In 2021, about 2.4 million Americans established new payment plans with the IRS because they could not afford their entire tax debt bill right away. Compared to 2020, that number is a 29% increase!
There are many reasons why more Americans are struggling to pay their tax debt, and one of them is the extremely delicate financial situation we’re all in right now.
Did you recently receive a tax debt bill that you know you can’t pay off? If so, you’ll want to know all about IRS Form 433 D, also known as the IRS installment agreement form. Learn everything you need to know about this important tax form and how to fill it out correctly below.
What Is an IRS Installment Agreement Form?
Each year, Americans are expected to file their taxes and then pay a fair share of their tax burden. As you’d imagine, quite a few citizens end up receiving their tax bills and then feeling shocked by the total amount they owe. This is especially true when the person has experienced certain life or income changes or started a business.
Regardless of the reason, the IRS expects citizens to pay up in full upon receiving the tax bill.
When taxpayers can’t afford to pay off the full amount in one go, they must communicate that with the IRS. From there, they’ll need to work on a solution. An IRS installment agreement is one type of tax debt relief solution that allows taxpayers to pay off their tax debts in monthly installments while also avoiding further collection efforts from the IRS.
More specifically, an IRS Form 433-D is an installment agreement that involves direct debit transactions. In other words, your monthly IRS payments will immediately come from your bank account when they’re due.
Should You File an IRS Form 433-D?
IRS Form 433 isn’t for everyone. You should file this form if you owe the IRS a significant chunk of money and you can afford to make monthly payments from your bank account.
You shouldn’t fill out this form if:
- You are able to pay off the full tax debt
- You are unable to make monthly payments without enduring a financial hardship
- You disagree with the tax bill you received
- You want to make monthly payments, but not in a direct debit situation
If your situation falls into one of those categories, don’t think you’re out of options! You might have other options available, including filing for currently non-collectible status, innocent spouse relief, or even applying for penalty abatement, which can help you navigate your tax situation without the extra burden of penalties, fees, and interest.
Terms and Conditions You Need to Understand
If you do decide to go with an installment agreement, then it’s important to also note the terms and conditions that come along with applying for this type of financial relief. If you decide to go with this program and you’ve signed the agreement form, you’re bound to pay the outlined amount each month, including any penalties and interest.
Your IRS Form 433-D should include the information about your bank account and the amount that will get deducted out of your account each month. In most cases, payments will start about 60-90 days after completing your form and submitting it either online or via snail mail.

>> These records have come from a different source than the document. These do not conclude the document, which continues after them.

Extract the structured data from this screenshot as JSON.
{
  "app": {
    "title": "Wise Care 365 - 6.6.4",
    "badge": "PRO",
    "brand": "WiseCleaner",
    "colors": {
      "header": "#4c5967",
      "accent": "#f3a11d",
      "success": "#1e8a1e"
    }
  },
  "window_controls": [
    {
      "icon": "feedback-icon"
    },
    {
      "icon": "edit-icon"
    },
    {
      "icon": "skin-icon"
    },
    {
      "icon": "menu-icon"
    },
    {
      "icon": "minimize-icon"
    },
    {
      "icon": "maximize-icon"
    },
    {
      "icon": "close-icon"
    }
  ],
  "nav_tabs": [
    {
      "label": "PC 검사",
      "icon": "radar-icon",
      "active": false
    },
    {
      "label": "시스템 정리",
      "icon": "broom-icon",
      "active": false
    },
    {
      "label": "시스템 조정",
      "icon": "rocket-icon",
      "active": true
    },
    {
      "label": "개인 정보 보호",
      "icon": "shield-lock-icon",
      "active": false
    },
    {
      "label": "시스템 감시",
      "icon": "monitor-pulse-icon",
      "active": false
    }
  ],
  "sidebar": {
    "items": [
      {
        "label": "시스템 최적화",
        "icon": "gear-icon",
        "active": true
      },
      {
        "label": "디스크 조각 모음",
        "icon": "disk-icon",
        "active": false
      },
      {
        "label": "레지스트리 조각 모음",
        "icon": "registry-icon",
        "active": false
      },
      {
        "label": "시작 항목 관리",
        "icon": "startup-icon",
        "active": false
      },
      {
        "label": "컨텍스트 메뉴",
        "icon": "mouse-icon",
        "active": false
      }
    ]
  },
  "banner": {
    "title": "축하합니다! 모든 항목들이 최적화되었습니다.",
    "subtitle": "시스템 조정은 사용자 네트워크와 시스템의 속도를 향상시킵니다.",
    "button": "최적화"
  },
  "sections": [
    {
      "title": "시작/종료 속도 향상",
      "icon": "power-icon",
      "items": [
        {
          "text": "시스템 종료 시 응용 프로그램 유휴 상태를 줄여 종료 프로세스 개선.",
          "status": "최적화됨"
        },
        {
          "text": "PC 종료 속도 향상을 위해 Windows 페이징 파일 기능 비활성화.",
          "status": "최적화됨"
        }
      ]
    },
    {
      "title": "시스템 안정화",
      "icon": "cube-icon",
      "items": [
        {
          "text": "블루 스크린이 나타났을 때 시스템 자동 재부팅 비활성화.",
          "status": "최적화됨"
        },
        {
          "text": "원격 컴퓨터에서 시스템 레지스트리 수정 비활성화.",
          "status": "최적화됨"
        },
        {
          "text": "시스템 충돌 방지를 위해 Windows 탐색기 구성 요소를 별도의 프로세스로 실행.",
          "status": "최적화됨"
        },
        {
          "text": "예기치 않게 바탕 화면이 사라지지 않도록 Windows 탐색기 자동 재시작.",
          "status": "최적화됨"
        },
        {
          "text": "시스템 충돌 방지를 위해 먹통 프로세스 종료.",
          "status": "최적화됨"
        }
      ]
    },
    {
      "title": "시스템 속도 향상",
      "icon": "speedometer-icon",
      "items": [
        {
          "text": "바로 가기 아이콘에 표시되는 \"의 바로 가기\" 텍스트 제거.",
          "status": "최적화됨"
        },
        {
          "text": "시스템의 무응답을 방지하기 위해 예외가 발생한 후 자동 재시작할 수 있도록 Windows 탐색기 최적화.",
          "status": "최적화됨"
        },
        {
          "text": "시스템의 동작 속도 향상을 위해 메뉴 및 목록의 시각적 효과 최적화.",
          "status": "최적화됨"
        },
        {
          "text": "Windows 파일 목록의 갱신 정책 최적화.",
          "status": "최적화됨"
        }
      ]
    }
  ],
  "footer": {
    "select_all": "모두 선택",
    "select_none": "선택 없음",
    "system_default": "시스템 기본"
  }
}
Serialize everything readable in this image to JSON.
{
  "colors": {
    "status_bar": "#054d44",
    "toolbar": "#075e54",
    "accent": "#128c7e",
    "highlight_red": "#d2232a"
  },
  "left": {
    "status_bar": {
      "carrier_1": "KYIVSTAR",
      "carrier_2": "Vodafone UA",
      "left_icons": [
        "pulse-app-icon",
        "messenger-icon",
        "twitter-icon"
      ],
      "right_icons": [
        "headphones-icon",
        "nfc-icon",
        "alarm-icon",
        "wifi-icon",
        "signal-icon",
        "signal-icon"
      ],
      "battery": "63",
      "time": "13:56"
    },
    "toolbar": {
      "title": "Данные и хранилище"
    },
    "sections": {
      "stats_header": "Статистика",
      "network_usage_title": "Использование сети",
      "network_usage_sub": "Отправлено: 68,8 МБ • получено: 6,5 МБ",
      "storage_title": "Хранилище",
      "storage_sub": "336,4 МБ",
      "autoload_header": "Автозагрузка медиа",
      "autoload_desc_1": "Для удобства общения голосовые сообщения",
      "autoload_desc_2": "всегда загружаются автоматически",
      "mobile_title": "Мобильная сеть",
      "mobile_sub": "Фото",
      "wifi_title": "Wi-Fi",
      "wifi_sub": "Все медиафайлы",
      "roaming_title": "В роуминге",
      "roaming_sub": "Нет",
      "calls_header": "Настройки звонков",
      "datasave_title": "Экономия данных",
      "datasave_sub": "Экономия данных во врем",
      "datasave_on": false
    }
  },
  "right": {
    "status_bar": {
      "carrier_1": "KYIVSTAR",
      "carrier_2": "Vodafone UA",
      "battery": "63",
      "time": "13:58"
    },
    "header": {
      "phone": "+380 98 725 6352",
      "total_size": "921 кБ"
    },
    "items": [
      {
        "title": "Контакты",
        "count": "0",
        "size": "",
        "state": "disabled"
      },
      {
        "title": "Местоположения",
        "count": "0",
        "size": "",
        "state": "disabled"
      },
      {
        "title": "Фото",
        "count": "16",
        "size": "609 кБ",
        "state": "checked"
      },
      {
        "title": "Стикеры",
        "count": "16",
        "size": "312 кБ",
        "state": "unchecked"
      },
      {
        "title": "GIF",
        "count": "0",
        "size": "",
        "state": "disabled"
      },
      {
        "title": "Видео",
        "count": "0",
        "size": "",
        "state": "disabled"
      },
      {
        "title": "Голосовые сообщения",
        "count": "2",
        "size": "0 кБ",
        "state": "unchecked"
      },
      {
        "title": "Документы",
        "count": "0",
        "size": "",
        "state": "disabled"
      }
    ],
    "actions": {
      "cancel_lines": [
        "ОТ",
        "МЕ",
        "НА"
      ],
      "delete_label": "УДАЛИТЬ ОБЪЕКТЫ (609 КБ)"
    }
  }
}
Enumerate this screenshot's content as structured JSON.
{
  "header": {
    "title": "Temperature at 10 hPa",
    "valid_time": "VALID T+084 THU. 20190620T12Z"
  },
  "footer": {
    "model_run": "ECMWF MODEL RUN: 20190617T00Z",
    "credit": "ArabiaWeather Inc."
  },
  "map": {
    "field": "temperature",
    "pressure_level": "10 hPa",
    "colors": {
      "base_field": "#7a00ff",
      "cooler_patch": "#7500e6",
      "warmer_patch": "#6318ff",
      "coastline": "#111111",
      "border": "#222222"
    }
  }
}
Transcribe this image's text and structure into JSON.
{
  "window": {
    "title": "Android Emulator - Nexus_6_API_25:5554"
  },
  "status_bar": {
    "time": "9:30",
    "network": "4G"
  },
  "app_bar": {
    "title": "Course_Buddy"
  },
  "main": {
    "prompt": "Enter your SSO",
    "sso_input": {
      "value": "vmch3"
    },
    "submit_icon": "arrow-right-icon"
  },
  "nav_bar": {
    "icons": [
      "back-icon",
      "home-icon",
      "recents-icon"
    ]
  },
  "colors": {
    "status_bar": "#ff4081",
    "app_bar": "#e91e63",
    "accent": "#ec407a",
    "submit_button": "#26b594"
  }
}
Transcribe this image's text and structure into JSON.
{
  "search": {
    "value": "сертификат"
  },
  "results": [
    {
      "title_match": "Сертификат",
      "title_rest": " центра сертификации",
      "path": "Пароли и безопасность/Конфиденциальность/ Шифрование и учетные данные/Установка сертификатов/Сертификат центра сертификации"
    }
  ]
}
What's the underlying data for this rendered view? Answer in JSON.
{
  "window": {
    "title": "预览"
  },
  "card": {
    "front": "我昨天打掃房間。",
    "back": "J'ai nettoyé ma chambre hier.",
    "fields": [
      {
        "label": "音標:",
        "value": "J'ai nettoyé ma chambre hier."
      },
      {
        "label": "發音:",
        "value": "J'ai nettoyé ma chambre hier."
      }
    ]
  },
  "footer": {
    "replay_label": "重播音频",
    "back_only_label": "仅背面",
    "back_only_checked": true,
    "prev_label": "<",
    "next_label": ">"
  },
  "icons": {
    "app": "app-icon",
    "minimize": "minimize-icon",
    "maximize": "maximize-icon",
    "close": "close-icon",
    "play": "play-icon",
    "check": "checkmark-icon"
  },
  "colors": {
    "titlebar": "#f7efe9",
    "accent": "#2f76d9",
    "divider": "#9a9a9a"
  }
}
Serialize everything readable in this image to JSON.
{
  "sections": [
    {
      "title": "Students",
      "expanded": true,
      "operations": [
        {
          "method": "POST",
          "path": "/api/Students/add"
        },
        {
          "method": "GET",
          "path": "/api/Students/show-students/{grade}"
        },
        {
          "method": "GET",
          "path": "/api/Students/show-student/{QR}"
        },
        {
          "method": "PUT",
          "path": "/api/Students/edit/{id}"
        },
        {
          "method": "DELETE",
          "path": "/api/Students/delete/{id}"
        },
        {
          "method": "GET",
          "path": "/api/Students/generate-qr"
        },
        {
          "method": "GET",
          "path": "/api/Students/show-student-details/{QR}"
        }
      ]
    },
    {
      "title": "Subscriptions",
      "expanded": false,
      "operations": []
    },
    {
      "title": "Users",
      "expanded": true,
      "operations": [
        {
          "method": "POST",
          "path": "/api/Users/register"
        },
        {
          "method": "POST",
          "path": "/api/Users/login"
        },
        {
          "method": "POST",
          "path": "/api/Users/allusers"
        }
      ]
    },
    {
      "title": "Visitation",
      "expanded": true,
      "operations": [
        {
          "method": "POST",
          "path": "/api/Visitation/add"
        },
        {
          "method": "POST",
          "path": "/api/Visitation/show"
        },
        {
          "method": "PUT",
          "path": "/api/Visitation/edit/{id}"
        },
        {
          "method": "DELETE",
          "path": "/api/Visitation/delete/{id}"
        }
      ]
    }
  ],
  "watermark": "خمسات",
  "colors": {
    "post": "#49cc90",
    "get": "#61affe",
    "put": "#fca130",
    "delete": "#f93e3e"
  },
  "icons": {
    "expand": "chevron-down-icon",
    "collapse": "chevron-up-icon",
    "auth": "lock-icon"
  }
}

If you fall behind on your payments, you’ll be considered in default with the IRS. This could result in the IRS terminating your agreement entirely.
When you submit IRS Form 433-D, you will be charged a service fee. If you complete the entire process online, you’ll need to pay anywhere from $31 to $149. If you opt to complete your form on paper and submit it via snail mail, you’ll end up paying up to $107 to submit the installment agreement forms.
How to Fill Out IRS Form 433-D
You can fill out IRS Form 433-D either online or on paper. If you opt to fill out the form on paper, then you can utilize our free downloadable tax forms. If you’d prefer to fill out the form online, you can do so directly on the IRS website.
First, enter identifying information like your name, address, Social Security number, phone number, employer information, and the kinds of taxes you filed for. You’ll want to enter the tax periods of the years you owe for and the total overall amount you owe. Write your initials in the provided box and provide your bank routing and account numbers.
What to Do With a Completed IRS Form 433-D
Are you wondering where to mail IRS Form 433-D once you’ve completed it? Mail your form to:
Internal Revenue Service
ACS Support P.O. Box 8208
Philadelphia, PA 19101-8208
Do You Need More Help With Your IRS Form 433 D?
There are countless reasons why someone might receive a tax bill they can’t pay off in full right away. When that’s the case, you should always work with the IRS to discover your best course of action. The absolute worst thing you can do is ignore your tax debt and hope that it goes away. The IRS will inevitably catch up with you. At that point, they may decide to initiate collection efforts against you.
These collection efforts could vary from mild to very extreme. The IRS has the authority to seize your property and garnish your bank accounts.
To avoid this type of situation, all you’ll need to do is fill out IRS Form 433 D and apply for an IRS installment agreement plan. If the IRS approves your plan, then they’ll stop all collection efforts and you’ll once again be in good standing with the tax agency.
Do you have more questions about an installment agreement with the IRS? Do you need help with your tax forms? Regardless of where you stand with the IRS, we can help. Reach out to our office now to get in touch with our team of highly qualified tax experts who can help you meet your financial goals.